The Alps: a region under pressure
The Alps are home to around 14 million inhabitants within an area of 190,000 km², but population density varies hugely from one region to the next. There is a clear distinction between the built-up valley floors and rural areas, which tend to be more isolated or at higher altitudes.
The Alps are subject to many pressures linked to transport (especially road transport), increasing urbanisation, urban sprawl, abandoned farmland and a gradual rural exodus, the winter sports industry, mass tourism, more intensive farming in the valleys and desertification in the mountains, declining biodiversity and climate change.
The pressures on the Alps as a whole obviously also affect the protected areas, particularly the consequences of climate change.
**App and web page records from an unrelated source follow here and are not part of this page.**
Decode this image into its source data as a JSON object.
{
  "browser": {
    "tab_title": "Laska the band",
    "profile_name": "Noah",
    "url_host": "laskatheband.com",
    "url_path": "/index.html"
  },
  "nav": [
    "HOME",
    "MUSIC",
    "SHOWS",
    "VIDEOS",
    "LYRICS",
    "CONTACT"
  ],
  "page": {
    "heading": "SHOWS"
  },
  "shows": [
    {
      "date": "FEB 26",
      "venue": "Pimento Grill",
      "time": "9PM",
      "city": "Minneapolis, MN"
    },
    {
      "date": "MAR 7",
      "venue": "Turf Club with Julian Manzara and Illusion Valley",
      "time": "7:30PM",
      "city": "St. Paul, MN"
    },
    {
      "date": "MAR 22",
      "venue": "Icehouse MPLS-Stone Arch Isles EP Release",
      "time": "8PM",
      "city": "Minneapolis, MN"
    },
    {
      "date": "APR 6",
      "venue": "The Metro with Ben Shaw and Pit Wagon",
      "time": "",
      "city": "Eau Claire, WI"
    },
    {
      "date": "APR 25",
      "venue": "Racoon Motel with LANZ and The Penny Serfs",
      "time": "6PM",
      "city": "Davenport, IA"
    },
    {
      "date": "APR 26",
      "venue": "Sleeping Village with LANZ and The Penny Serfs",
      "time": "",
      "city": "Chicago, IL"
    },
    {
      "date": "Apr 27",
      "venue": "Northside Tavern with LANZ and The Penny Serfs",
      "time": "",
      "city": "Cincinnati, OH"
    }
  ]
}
So there are now new issues to be addressed: developing soft mobility options within and for getting to the protected areas, establishing a cross-border Alpine ecological network, supporting ecologically-friendly construction and renovation techniques, realigning the economy (particularly in terms of services and agricultural produce), supporting quality farming practices that respect the environment, managing water resources, combatting climate change...
The role of the Alpine protected areas
The protected areas are both a reference point and a laboratory. They have been able to experiment with new ideas for creating a more sustainable way of life for rural mountain regions.
Thus experimentation, innovation and sharing good practices and lessons learned at an international level is essential for the protected areas.